YOUR TASK: Work out how many lines in the records include the word "концепции", then answer with nothing but that number.

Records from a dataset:
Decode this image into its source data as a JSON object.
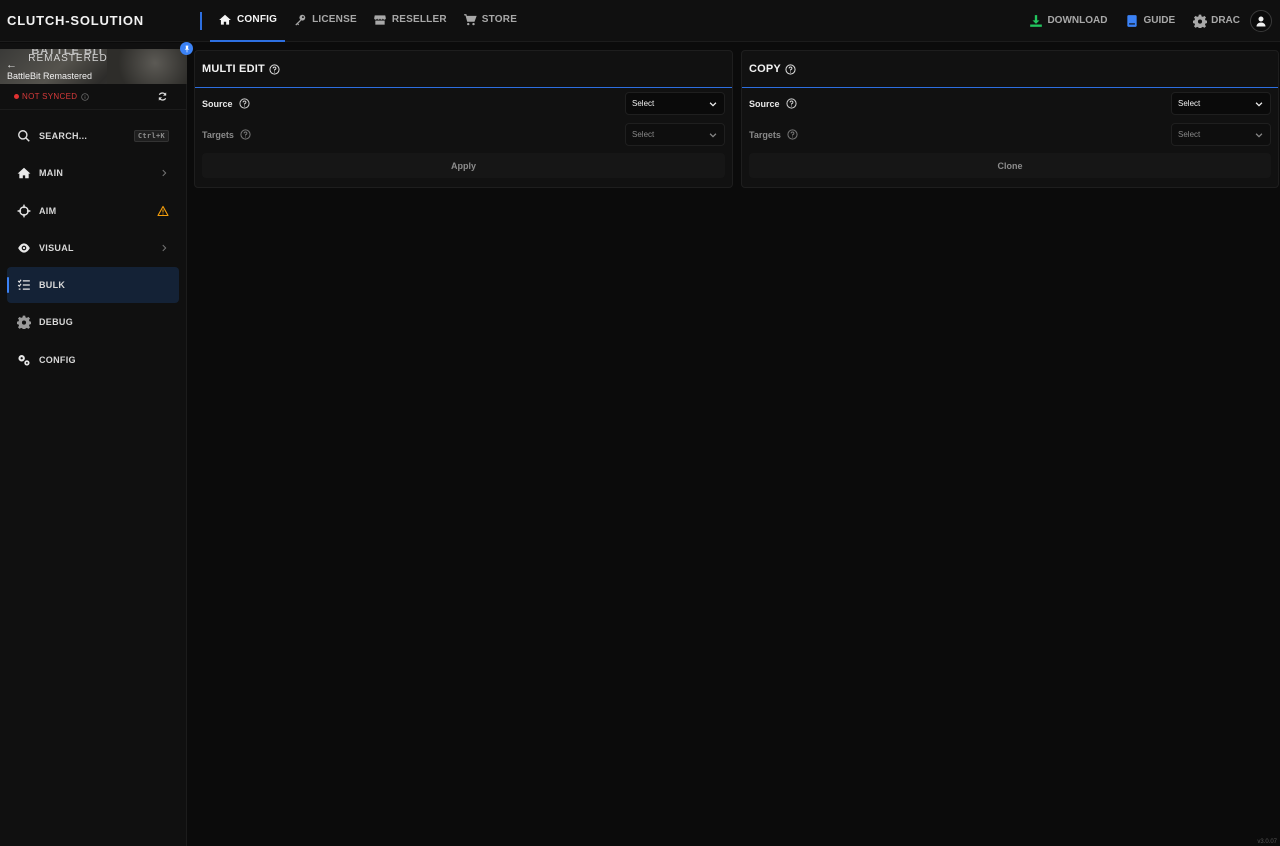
{
  "brand": "CLUTCH-SOLUTION",
  "nav": [
    {
      "label": "CONFIG",
      "icon": "home-icon",
      "active": true
    },
    {
      "label": "LICENSE",
      "icon": "key-icon"
    },
    {
      "label": "RESELLER",
      "icon": "store-icon"
    },
    {
      "label": "STORE",
      "icon": "cart-icon"
    }
  ],
  "top_right": {
    "download": "DOWNLOAD",
    "guide": "GUIDE",
    "user": "DRAC"
  },
  "colors": {
    "accent": "#3b82f6",
    "download_icon": "#22c55e",
    "guide_icon": "#3b82f6",
    "warning": "#f59e0b",
    "not_synced": "#e03131"
  },
  "game": {
    "logo_top": "BATTLE BIT",
    "logo_sub": "REMASTERED",
    "name": "BattleBit Remastered"
  },
  "sync": {
    "status": "NOT SYNCED"
  },
  "sidebar": {
    "search_label": "SEARCH...",
    "search_shortcut": "Ctrl+K",
    "items": [
      {
        "label": "MAIN",
        "icon": "home-icon",
        "right": "chevron-right-icon"
      },
      {
        "label": "AIM",
        "icon": "crosshair-icon",
        "right": "warning-icon"
      },
      {
        "label": "VISUAL",
        "icon": "eye-icon",
        "right": "chevron-right-icon"
      },
      {
        "label": "BULK",
        "icon": "checklist-icon",
        "active": true
      },
      {
        "label": "DEBUG",
        "icon": "gear-icon"
      },
      {
        "label": "CONFIG",
        "icon": "gears-icon"
      }
    ]
  },
  "multi_edit": {
    "title": "MULTI EDIT",
    "source_label": "Source",
    "source_value": "Select",
    "targets_label": "Targets",
    "targets_value": "Select",
    "action": "Apply"
  },
  "copy": {
    "title": "COPY",
    "source_label": "Source",
    "source_value": "Select",
    "targets_label": "Targets",
    "targets_value": "Select",
    "action": "Clone"
  },
  "version": "v3.0.07"
}
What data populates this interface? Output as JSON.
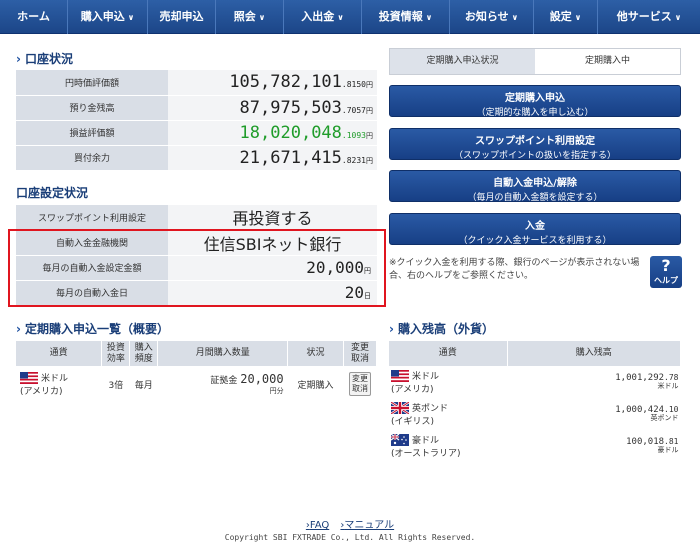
{
  "nav": {
    "items": [
      {
        "label": "ホーム",
        "chevron": false
      },
      {
        "label": "購入申込",
        "chevron": true
      },
      {
        "label": "売却申込",
        "chevron": false
      },
      {
        "label": "照会",
        "chevron": true
      },
      {
        "label": "入出金",
        "chevron": true
      },
      {
        "label": "投資情報",
        "chevron": true
      },
      {
        "label": "お知らせ",
        "chevron": true
      },
      {
        "label": "設定",
        "chevron": true
      },
      {
        "label": "他サービス",
        "chevron": true
      }
    ]
  },
  "account": {
    "title": "口座状況",
    "rows": [
      {
        "label": "円時価評価額",
        "int": "105,782,101",
        "dec": ".8150",
        "unit": "円",
        "color": "#222222"
      },
      {
        "label": "預り金残高",
        "int": "87,975,503",
        "dec": ".7057",
        "unit": "円",
        "color": "#222222"
      },
      {
        "label": "損益評価額",
        "int": "18,020,048",
        "dec": ".1093",
        "unit": "円",
        "color": "#1f9c2a"
      },
      {
        "label": "買付余力",
        "int": "21,671,415",
        "dec": ".8231",
        "unit": "円",
        "color": "#222222"
      }
    ]
  },
  "settings": {
    "title": "口座設定状況",
    "swap_label": "スワップポイント利用設定",
    "swap_value": "再投資する",
    "bank_label": "自動入金金融機関",
    "bank_value": "住信SBIネット銀行",
    "amount_label": "毎月の自動入金設定金額",
    "amount_value": "20,000",
    "amount_unit": "円",
    "day_label": "毎月の自動入金日",
    "day_value": "20",
    "day_unit": "日"
  },
  "tabs": {
    "inactive": "定期購入申込状況",
    "active": "定期購入中"
  },
  "buttons": [
    {
      "title": "定期購入申込",
      "sub": "（定期的な購入を申し込む）"
    },
    {
      "title": "スワップポイント利用設定",
      "sub": "（スワップポイントの扱いを指定する）"
    },
    {
      "title": "自動入金申込/解除",
      "sub": "（毎月の自動入金額を設定する）"
    },
    {
      "title": "入金",
      "sub": "（クイック入金サービスを利用する）"
    }
  ],
  "note": "※クイック入金を利用する際、銀行のページが表示されない場合、右のヘルプをご参照ください。",
  "help": {
    "q": "?",
    "label": "ヘルプ"
  },
  "periodic": {
    "title": "定期購入申込一覧（概要）",
    "headers": [
      "通貨",
      "投資\n効率",
      "購入\n頻度",
      "月間購入数量",
      "状況",
      "変更\n取消"
    ],
    "row": {
      "currency": "米ドル",
      "country": "(アメリカ)",
      "efficiency": "3倍",
      "frequency": "毎月",
      "qty_prefix": "証拠金",
      "qty": "20,000",
      "qty_unit": "円分",
      "status": "定期購入",
      "action": "変更\n取消"
    }
  },
  "balance": {
    "title": "購入残高（外貨）",
    "headers": [
      "通貨",
      "購入残高"
    ],
    "rows": [
      {
        "currency": "米ドル",
        "country": "(アメリカ)",
        "int": "1,001,292",
        "dec": ".78",
        "unit": "米ドル",
        "flag": "us"
      },
      {
        "currency": "英ポンド",
        "country": "(イギリス)",
        "int": "1,000,424",
        "dec": ".10",
        "unit": "英ポンド",
        "flag": "uk"
      },
      {
        "currency": "豪ドル",
        "country": "(オーストラリア)",
        "int": "100,018",
        "dec": ".81",
        "unit": "豪ドル",
        "flag": "au"
      }
    ]
  },
  "footer": {
    "faq": "FAQ",
    "manual": "マニュアル",
    "copyright": "Copyright SBI FXTRADE Co., Ltd. All Rights Reserved."
  }
}
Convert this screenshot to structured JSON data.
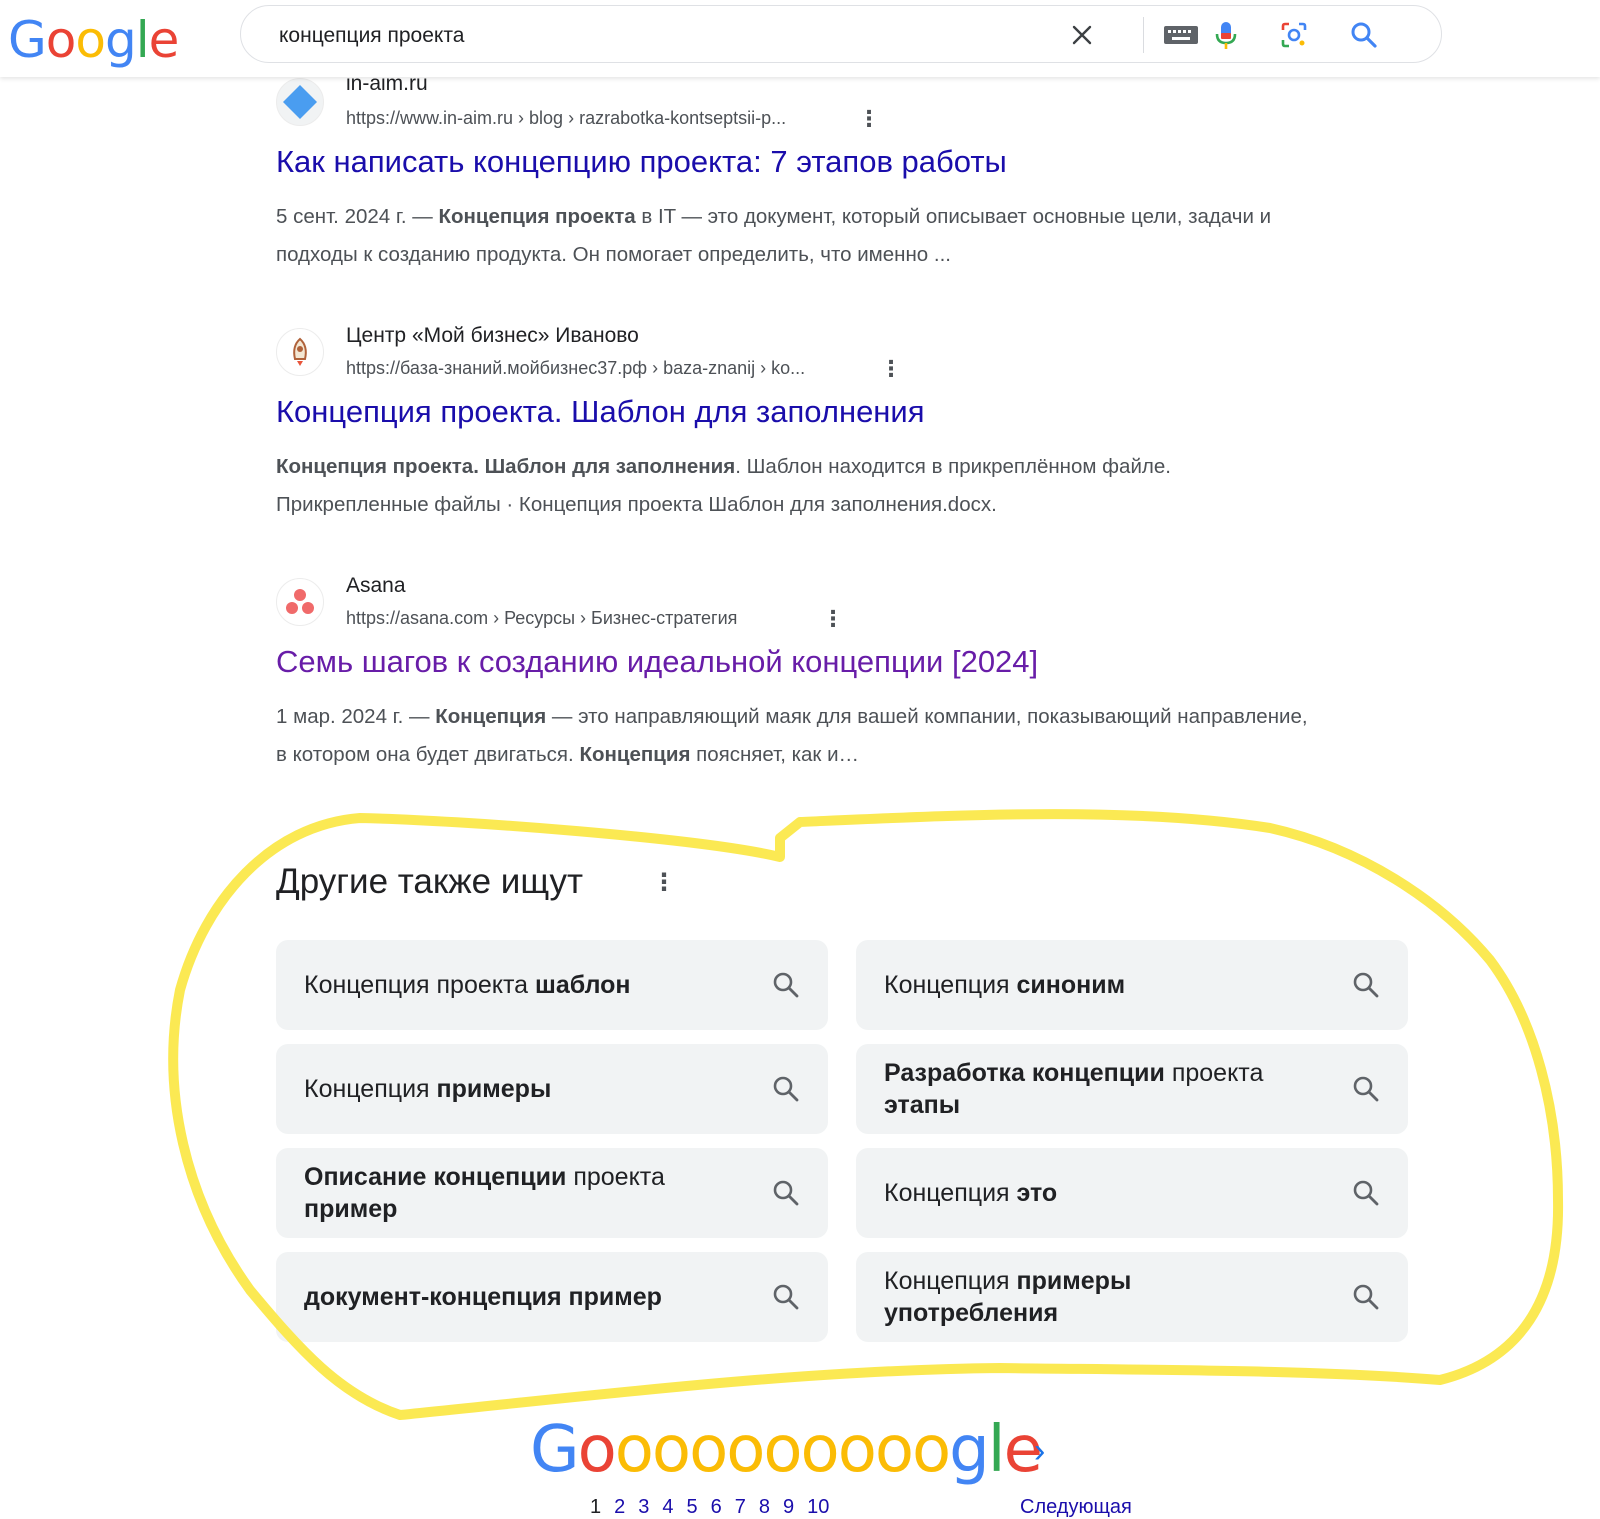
{
  "logo": {
    "letters": [
      "G",
      "o",
      "o",
      "g",
      "l",
      "e"
    ]
  },
  "search": {
    "query": "концепция проекта"
  },
  "results": [
    {
      "site_name": "in-aim.ru",
      "url": "https://www.in-aim.ru › blog › razrabotka-kontseptsii-p...",
      "title": "Как написать концепцию проекта: 7 этапов работы",
      "snippet": {
        "prefix": "5 сент. 2024 г. — ",
        "bold": "Концепция проекта",
        "rest": " в IT — это документ, который описывает основные цели, задачи и подходы к созданию продукта. Он помогает определить, что именно ..."
      }
    },
    {
      "site_name": "Центр «Мой бизнес» Иваново",
      "url": "https://база-знаний.мойбизнес37.рф › baza-znanij › ko...",
      "title": "Концепция проекта. Шаблон для заполнения",
      "snippet": {
        "prefix": "",
        "bold": "Концепция проекта. Шаблон для заполнения",
        "rest": ". Шаблон находится в прикреплённом файле. Прикрепленные файлы · Концепция проекта Шаблон для заполнения.docx."
      }
    },
    {
      "site_name": "Asana",
      "url": "https://asana.com › Ресурсы › Бизнес-стратегия",
      "title": "Семь шагов к созданию идеальной концепции [2024]",
      "snippet": {
        "prefix": "1 мар. 2024 г. — ",
        "bold": "Концепция",
        "rest": " — это направляющий маяк для вашей компании, показывающий направление, в котором она будет двигаться. ",
        "bold2": "Концепция",
        "rest2": " поясняет, как и…"
      }
    }
  ],
  "also_search": {
    "heading": "Другие также ищут",
    "chips": [
      {
        "plain": "Концепция проекта ",
        "bold": "шаблон",
        "tail": ""
      },
      {
        "plain": "Концепция ",
        "bold": "синоним",
        "tail": ""
      },
      {
        "plain": "Концепция ",
        "bold": "примеры",
        "tail": ""
      },
      {
        "plain": "",
        "bold": "Разработка концепции",
        "tail": " проекта",
        "bold2": "этапы"
      },
      {
        "plain": "",
        "bold": "Описание концепции",
        "tail": " проекта",
        "bold2": "пример"
      },
      {
        "plain": "Концепция ",
        "bold": "это",
        "tail": ""
      },
      {
        "plain": "",
        "bold": "документ-концепция пример",
        "tail": ""
      },
      {
        "plain": "Концепция ",
        "bold": "примеры",
        "tail": "",
        "bold2": "употребления"
      }
    ]
  },
  "pagination": {
    "logo": "Goooooooooogle",
    "pages": [
      "1",
      "2",
      "3",
      "4",
      "5",
      "6",
      "7",
      "8",
      "9",
      "10"
    ],
    "next_label": "Следующая"
  },
  "colors": {
    "link": "#1a0dab",
    "visited": "#681da8",
    "highlight": "#fbe84a"
  }
}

YOUR SOLUTION: 3